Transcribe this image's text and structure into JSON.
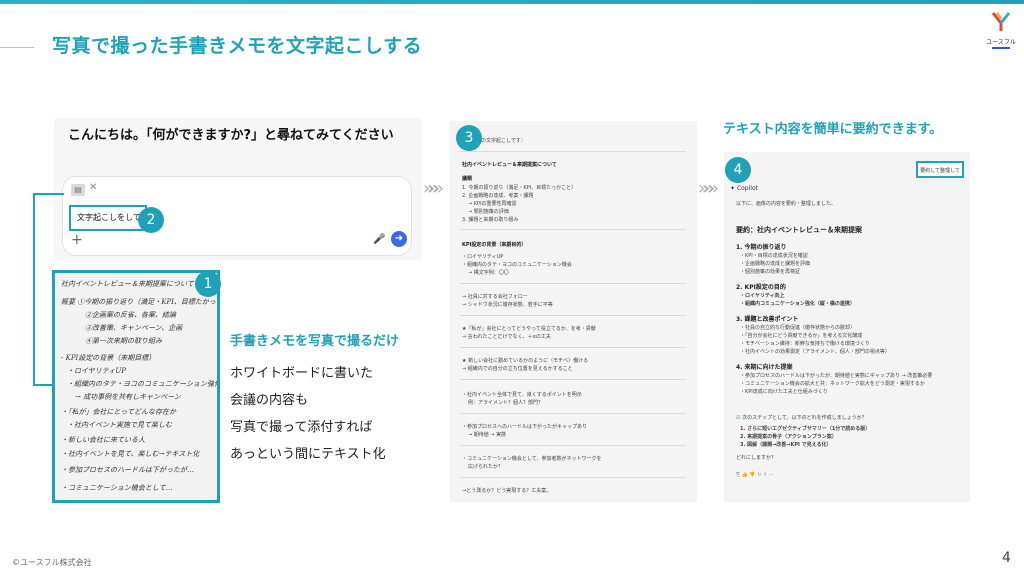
{
  "slide": {
    "title": "写真で撮った手書きメモを文字起こしする",
    "logo_text": "ユースフル",
    "footer": "©ユースフル株式会社",
    "page_number": "4",
    "accent_color": "#1fa2b8"
  },
  "chat": {
    "prompt": "こんにちは。「何ができますか?」と尋ねてみてください",
    "input_value": "文字起こしをして",
    "attachment_close": "✕",
    "plus_icon": "+",
    "mic_icon": "🎤",
    "send_icon": "➜"
  },
  "badges": [
    "1",
    "2",
    "3",
    "4"
  ],
  "memo": {
    "lines": [
      "社内イベントレビュー＆来期提案について",
      "概要  ①今期の振り返り（満足・KPI、目標たかった）",
      "②企画案の反省、各案、結論",
      "③改善策、キャンペーン、企画",
      "④第一次来期の取り組み",
      "- KPI設定の背景（来期目標）",
      "・ロイヤリティUP",
      "・組織内のタテ・ヨコのコミュニケーション強化",
      "→ 成功事例を共有しキャンペーン",
      "・「私が」会社にとってどんな存在か",
      "・社内イベント実施で見て楽しむ",
      "・新しい会社に来ている人",
      "・社内イベントを見て、楽しむ→テキスト化",
      "・参加プロセスのハードルは下がったが…",
      "・コミュニケーション機会として…"
    ]
  },
  "instructions": {
    "subtitle": "手書きメモを写真で撮るだけ",
    "lines": [
      "ホワイトボードに書いた",
      "会議の内容も",
      "写真で撮って添付すれば",
      "あっという間にテキスト化"
    ]
  },
  "arrows": [
    "»»»",
    "»»»"
  ],
  "transcript": {
    "header": "©以下の文字起こしです：",
    "lines": [
      {
        "t": "社内イベントレビュー＆来期提案について",
        "b": true
      },
      {
        "t": "議題",
        "b": true
      },
      {
        "t": "1. 今期の振り返り（満足・KPI、目標たっかこと）",
        "b": false
      },
      {
        "t": "2. 企画戦略の達成、考案・課題",
        "b": false
      },
      {
        "t": "→ KPIの重要性再確認",
        "b": false
      },
      {
        "t": "→ 類別施策の評価",
        "b": false
      },
      {
        "t": "3. 課題と来期の取り組み",
        "b": false
      },
      {
        "t": "KPI設定の背景（来期目的）",
        "b": true
      },
      {
        "t": "・ロイヤリティUP",
        "b": false
      },
      {
        "t": "・組織内のタテ・ヨコのコミュニケーション機会",
        "b": false
      },
      {
        "t": "→ 構文字例：〇〇",
        "b": false
      },
      {
        "t": "→ 社員に対する会社フォロー",
        "b": false
      },
      {
        "t": "→ シャドウ状況に徹存状態、若手に平等",
        "b": false
      },
      {
        "t": "★「私が」会社にとってどうやって役立てるか、を考・貢献",
        "b": false
      },
      {
        "t": "→ 言われたことだけでなく、＋αの工夫",
        "b": false
      },
      {
        "t": "★ 新しい会社に勤めているかのように（モチベ）働ける",
        "b": false
      },
      {
        "t": "→ 組織内での自分の立ち位置を見えるかすること",
        "b": false
      },
      {
        "t": "・社内イベント全体で見て、良くするポイントを明示",
        "b": false
      },
      {
        "t": "例：アライメント？個人？部門？",
        "b": false
      },
      {
        "t": "・参加プロセスへのハードルは下がったがキャップあり",
        "b": false
      },
      {
        "t": "→ 期待値 → 実態",
        "b": false
      },
      {
        "t": "・コミュニケーション機会として、参加者数がネットワークを",
        "b": false
      },
      {
        "t": "広げられたか？",
        "b": false
      },
      {
        "t": "→どう測るか？どう実現する？工夫案。",
        "b": false
      }
    ]
  },
  "summary": {
    "subtitle": "テキスト内容を簡単に要約できます。",
    "button": "要約して整理して",
    "copilot_label": "Copilot",
    "intro": "以下に、画像の内容を要約・整理しました。",
    "title": "要約：社内イベントレビュー＆来期提案",
    "sections": [
      {
        "h": "1. 今期の振り返り",
        "items": [
          "・KPI・目標の達成状況を確認",
          "・企画戦略の達成と課題を評価",
          "・個別施策の効果を再検証"
        ]
      },
      {
        "h": "2. KPI設定の目的",
        "items": [
          "・ロイヤリティ向上",
          "・組織内コミュニケーション強化（縦・横の連携）"
        ]
      },
      {
        "h": "3. 課題と改善ポイント",
        "items": [
          "・社員の自立的な行動促進（徹存状態からの脱却）",
          "・「自分が会社にどう貢献できるか」を考える文化醸成",
          "・モチベーション維持：新鮮な気持ちで働ける環境づくり",
          "・社内イベントの効果測定（アライメント、個人・部門の視点等）"
        ]
      },
      {
        "h": "4. 来期に向けた提案",
        "items": [
          "・参加プロセスのハードルは下がったが、期待値と実態にギャップあり → 改善策必要",
          "・コミュニケーション機会の拡大と共：ネットワーク拡大をどう測定・実現するか",
          "・KPI達成に向けた工夫と仕組みづくり"
        ]
      }
    ],
    "next_title": "次のステップとして、以下のどれを作成しましょうか？",
    "next_items": [
      "1. さらに短いエグゼクティブサマリー（1分で読める版）",
      "2. 来期提案の骨子（アクションプラン案）",
      "3. 図解（課題→改善→KPI で見える化）"
    ],
    "question": "どれにしますか？"
  }
}
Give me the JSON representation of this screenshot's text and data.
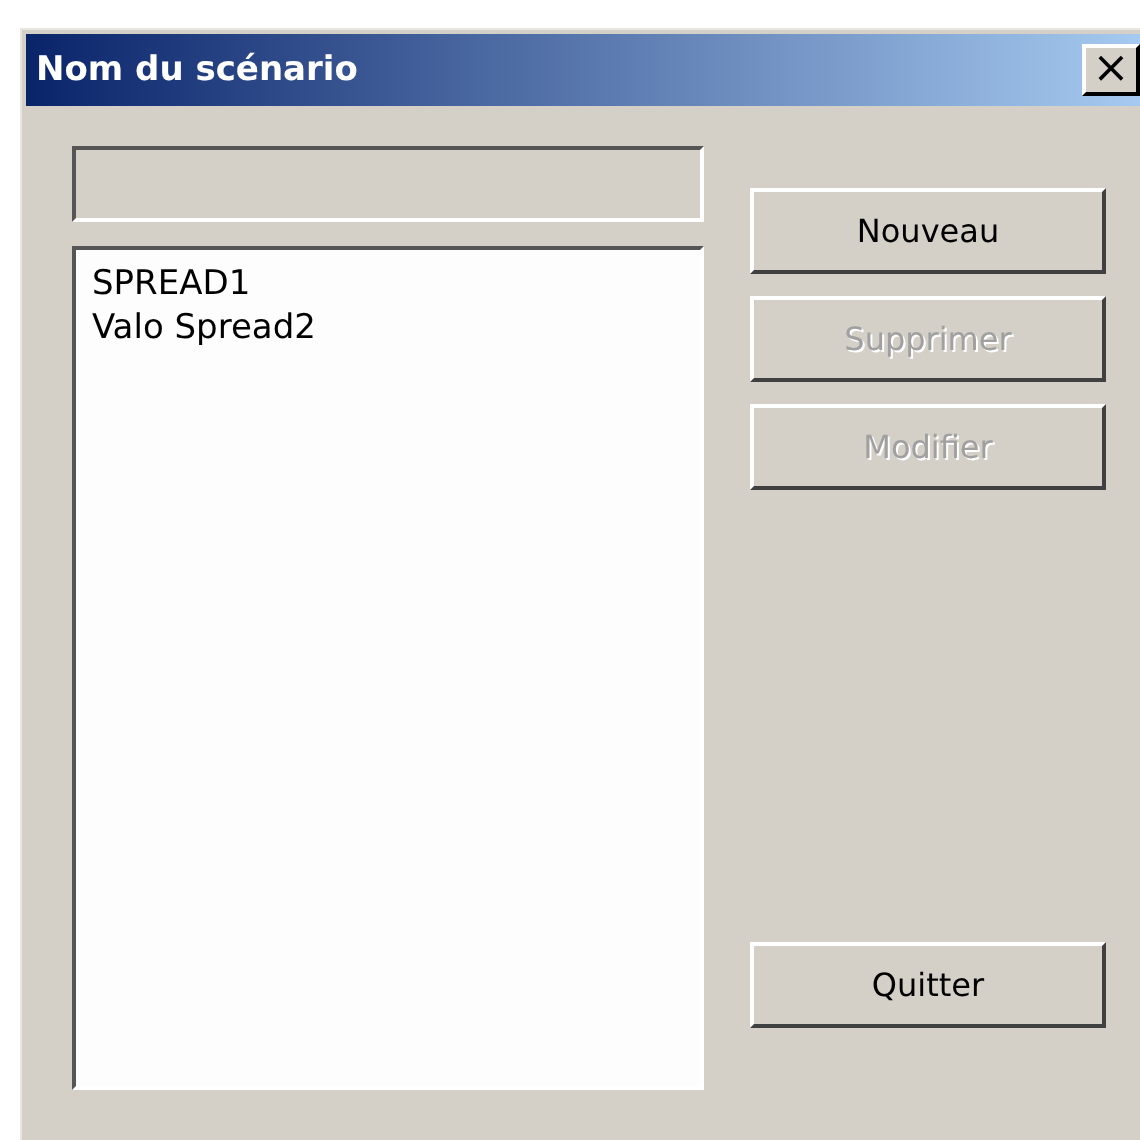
{
  "window": {
    "title": "Nom du scénario",
    "close_label": "×"
  },
  "name_field": {
    "disabled": true
  },
  "list": {
    "items": [
      {
        "label": "SPREAD1",
        "selected": false
      },
      {
        "label": "Valo Spread2",
        "selected": false
      }
    ]
  },
  "buttons": [
    {
      "label": "Nouveau",
      "disabled": false
    },
    {
      "label": "Supprimer",
      "disabled": true
    },
    {
      "label": "Modifier",
      "disabled": true
    }
  ],
  "footer_buttons": [
    {
      "label": "Quitter",
      "disabled": false
    }
  ]
}
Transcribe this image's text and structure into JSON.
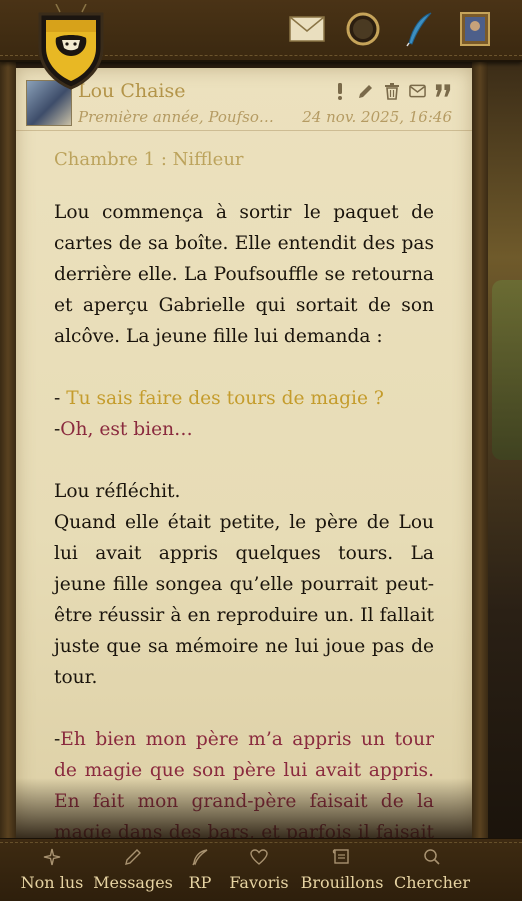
{
  "post": {
    "author": "Lou Chaise",
    "subtitle": "Première année, Poufso…",
    "date": "24 nov. 2025, 16:46",
    "room": "Chambre 1 : Niffleur",
    "paragraph1": "Lou commença à sortir le paquet de cartes de sa boîte. Elle entendit des pas derrière elle. La Poufsouffle se retourna et aperçu Gabrielle qui sortait de son alcôve. La jeune fille lui demanda :",
    "dialogue1_dash": "- ",
    "dialogue1_text": "Tu sais faire des tours de magie ?",
    "dialogue2_dash": "-",
    "dialogue2_text": "Oh, est bien…",
    "reflect": "Lou réfléchit.",
    "paragraph2": "Quand elle était petite, le père de Lou lui avait appris quelques tours. La jeune fille songea qu’elle pourrait peut-être réussir à en reproduire un. Il fallait juste que sa mémoire ne lui joue pas de tour.",
    "dialogue3_dash": "-",
    "dialogue3_text": "Eh bien mon père m’a appris un tour de magie que son père lui avait appris. En fait mon grand-père faisait de la magie dans des bars, et parfois il faisait des"
  },
  "nav": {
    "unread": "Non lus",
    "messages": "Messages",
    "rp": "RP",
    "favorites": "Favoris",
    "drafts": "Brouillons",
    "search": "Chercher"
  },
  "colors": {
    "gold_text": "#c49c2c",
    "maroon_text": "#8a2a3e",
    "parchment": "#e7dcb6",
    "wood": "#3a2810",
    "crest_yellow": "#e8b824"
  },
  "icons": {
    "top": [
      "envelope-icon",
      "crystal-ball-icon",
      "quill-icon",
      "portrait-icon"
    ],
    "actions": [
      "exclamation-icon",
      "pencil-icon",
      "trash-icon",
      "mail-icon",
      "quote-icon"
    ],
    "nav": [
      "sparkle-icon",
      "pencil-icon",
      "feather-icon",
      "heart-icon",
      "scroll-icon",
      "search-icon"
    ]
  }
}
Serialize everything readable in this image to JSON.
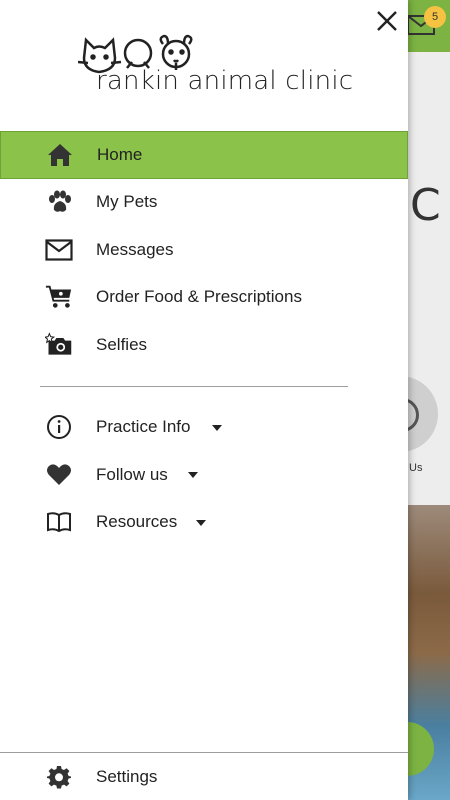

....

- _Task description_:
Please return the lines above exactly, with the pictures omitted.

- _Response_:
Transcribe this image's text and structure into JSON.
{
  "slide": {
    "title": "写真で撮った手書きメモを文字起こしする",
    "logo_text": "ユースフル",
    "footer": "©ユースフル株式会社",
    "page_number": "4",
    "accent_color": "#1fa2b8"
  },
  "chat": {
    "prompt": "こんにちは。「何ができますか?」と尋ねてみてください",
    "input_value": "文字起こしをして",
    "attachment_close": "✕",
    "plus_icon": "+",
    "mic_icon": "🎤",
    "send_icon": "➜"
  },
  "badges": [
    "1",
    "2",
    "3",
    "4"
  ],
  "memo": {
    "lines": [
      "社内イベントレビュー＆来期提案について",
      "概要  ①今期の振り返り（満足・KPI、目標たかった）",
      "②企画案の反省、各案、結論",
      "③改善策、キャンペーン、企画",
      "④第一次来期の取り組み",
      "- KPI設定の背景（来期目標）",
      "・ロイヤリティUP",
      "・組織内のタテ・ヨコのコミュニケーション強化",
      "→ 成功事例を共有しキャンペーン",
      "・「私が」会社にとってどんな存在か",
      "・社内イベント実施で見て楽しむ",
      "・新しい会社に来ている人",
      "・社内イベントを見て、楽しむ→テキスト化",
      "・参加プロセスのハードルは下がったが…",
      "・コミュニケーション機会として…"
    ]
  },
  "instructions": {
    "subtitle": "手書きメモを写真で撮るだけ",
    "lines": [
      "ホワイトボードに書いた",
      "会議の内容も",
      "写真で撮って添付すれば",
      "あっという間にテキスト化"
    ]
  },
  "arrows": [
    "»»»",
    "»»»"
  ],
  "transcript": {
    "header": "©以下の文字起こしです：",
    "lines": [
      {
        "t": "社内イベントレビュー＆来期提案について",
        "b": true
      },
      {
        "t": "議題",
        "b": true
      },
      {
        "t": "1. 今期の振り返り（満足・KPI、目標たっかこと）",
        "b": false
      },
      {
        "t": "2. 企画戦略の達成、考案・課題",
        "b": false
      },
      {
        "t": "→ KPIの重要性再確認",
        "b": false
      },
      {
        "t": "→ 類別施策の評価",
        "b": false
      },
      {
        "t": "3. 課題と来期の取り組み",
        "b": false
      },
      {
        "t": "KPI設定の背景（来期目的）",
        "b": true
      },
      {
        "t": "・ロイヤリティUP",
        "b": false
      },
      {
        "t": "・組織内のタテ・ヨコのコミュニケーション機会",
        "b": false
      },
      {
        "t": "→ 構文字例：〇〇",
        "b": false
      },
      {
        "t": "→ 社員に対する会社フォロー",
        "b": false
      },
      {
        "t": "→ シャドウ状況に徹存状態、若手に平等",
        "b": false
      },
      {
        "t": "★「私が」会社にとってどうやって役立てるか、を考・貢献",
        "b": false
      },
      {
        "t": "→ 言われたことだけでなく、＋αの工夫",
        "b": false
      },
      {
        "t": "★ 新しい会社に勤めているかのように（モチベ）働ける",
        "b": false
      },
      {
        "t": "→ 組織内での自分の立ち位置を見えるかすること",
        "b": false
      },
      {
        "t": "・社内イベント全体で見て、良くするポイントを明示",
        "b": false
      },
      {
        "t": "例：アライメント？個人？部門？",
        "b": false
      },
      {
        "t": "・参加プロセスへのハードルは下がったがキャップあり",
        "b": false
      },
      {
        "t": "→ 期待値 → 実態",
        "b": false
      },
      {
        "t": "・コミュニケーション機会として、参加者数がネットワークを",
        "b": false
      },
      {
        "t": "広げられたか？",
        "b": false
      },
      {
        "t": "→どう測るか？どう実現する？工夫案。",
        "b": false
      }
    ]
  },
  "summary": {
    "subtitle": "テキスト内容を簡単に要約できます。",
    "button": "要約して整理して",
    "copilot_label": "Copilot",
    "intro": "以下に、画像の内容を要約・整理しました。",
    "title": "要約：社内イベントレビュー＆来期提案",
    "sections": [
      {
        "h": "1. 今期の振り返り",
        "items": [
          "・KPI・目標の達成状況を確認",
          "・企画戦略の達成と課題を評価",
          "・個別施策の効果を再検証"
        ]
      },
      {
        "h": "2. KPI設定の目的",
        "items": [
          "・ロイヤリティ向上",
          "・組織内コミュニケーション強化（縦・横の連携）"
        ]
      },
      {
        "h": "3. 課題と改善ポイント",
        "items": [
          "・社員の自立的な行動促進（徹存状態からの脱却）",
          "・「自分が会社にどう貢献できるか」を考える文化醸成",
          "・モチベーション維持：新鮮な気持ちで働ける環境づくり",
          "・社内イベントの効果測定（アライメント、個人・部門の視点等）"
        ]
      },
      {
        "h": "4. 来期に向けた提案",
        "items": [
          "・参加プロセスのハードルは下がったが、期待値と実態にギャップあり → 改善策必要",
          "・コミュニケーション機会の拡大と共：ネットワーク拡大をどう測定・実現するか",
          "・KPI達成に向けた工夫と仕組みづくり"
        ]
      }
    ],
    "next_title": "次のステップとして、以下のどれを作成しましょうか？",
    "next_items": [
      "1. さらに短いエグゼクティブサマリー（1分で読める版）",
      "2. 来期提案の骨子（アクションプラン案）",
      "3. 図解（課題→改善→KPI で見える化）"
    ],
    "question": "どれにしますか？"
  }
}
Give me the JSON representation of this screenshot's text and data.
{
  "window": {
    "title": "Nom du scénario",
    "close_label": "×"
  },
  "name_field": {
    "disabled": true
  },
  "list": {
    "items": [
      {
        "label": "SPREAD1",
        "selected": false
      },
      {
        "label": "Valo Spread2",
        "selected": false
      }
    ]
  },
  "buttons": [
    {
      "label": "Nouveau",
      "disabled": false
    },
    {
      "label": "Supprimer",
      "disabled": true
    },
    {
      "label": "Modifier",
      "disabled": true
    }
  ],
  "footer_buttons": [
    {
      "label": "Quitter",
      "disabled": false
    }
  ]
}
Transcribe this image's text and structure into JSON.
{
  "post": {
    "author": "Lou Chaise",
    "subtitle": "Première année, Poufso…",
    "date": "24 nov. 2025, 16:46",
    "room": "Chambre 1 : Niffleur",
    "paragraph1": "Lou commença à sortir le paquet de cartes de sa boîte. Elle entendit des pas derrière elle. La Poufsouffle se retourna et aperçu Gabrielle qui sortait de son alcôve. La jeune fille lui demanda :",
    "dialogue1_dash": "- ",
    "dialogue1_text": "Tu sais faire des tours de magie ?",
    "dialogue2_dash": "-",
    "dialogue2_text": "Oh, est bien…",
    "reflect": "Lou réfléchit.",
    "paragraph2": "Quand elle était petite, le père de Lou lui avait appris quelques tours. La jeune fille songea qu’elle pourrait peut-être réussir à en reproduire un. Il fallait juste que sa mémoire ne lui joue pas de tour.",
    "dialogue3_dash": "-",
    "dialogue3_text": "Eh bien mon père m’a appris un tour de magie que son père lui avait appris. En fait mon grand-père faisait de la magie dans des bars, et parfois il faisait des"
  },
  "nav": {
    "unread": "Non lus",
    "messages": "Messages",
    "rp": "RP",
    "favorites": "Favoris",
    "drafts": "Brouillons",
    "search": "Chercher"
  },
  "colors": {
    "gold_text": "#c49c2c",
    "maroon_text": "#8a2a3e",
    "parchment": "#e7dcb6",
    "wood": "#3a2810",
    "crest_yellow": "#e8b824"
  },
  "icons": {
    "top": [
      "envelope-icon",
      "crystal-ball-icon",
      "quill-icon",
      "portrait-icon"
    ],
    "actions": [
      "exclamation-icon",
      "pencil-icon",
      "trash-icon",
      "mail-icon",
      "quote-icon"
    ],
    "nav": [
      "sparkle-icon",
      "pencil-icon",
      "feather-icon",
      "heart-icon",
      "scroll-icon",
      "search-icon"
    ]
  }
}
Serialize everything readable in this image to JSON.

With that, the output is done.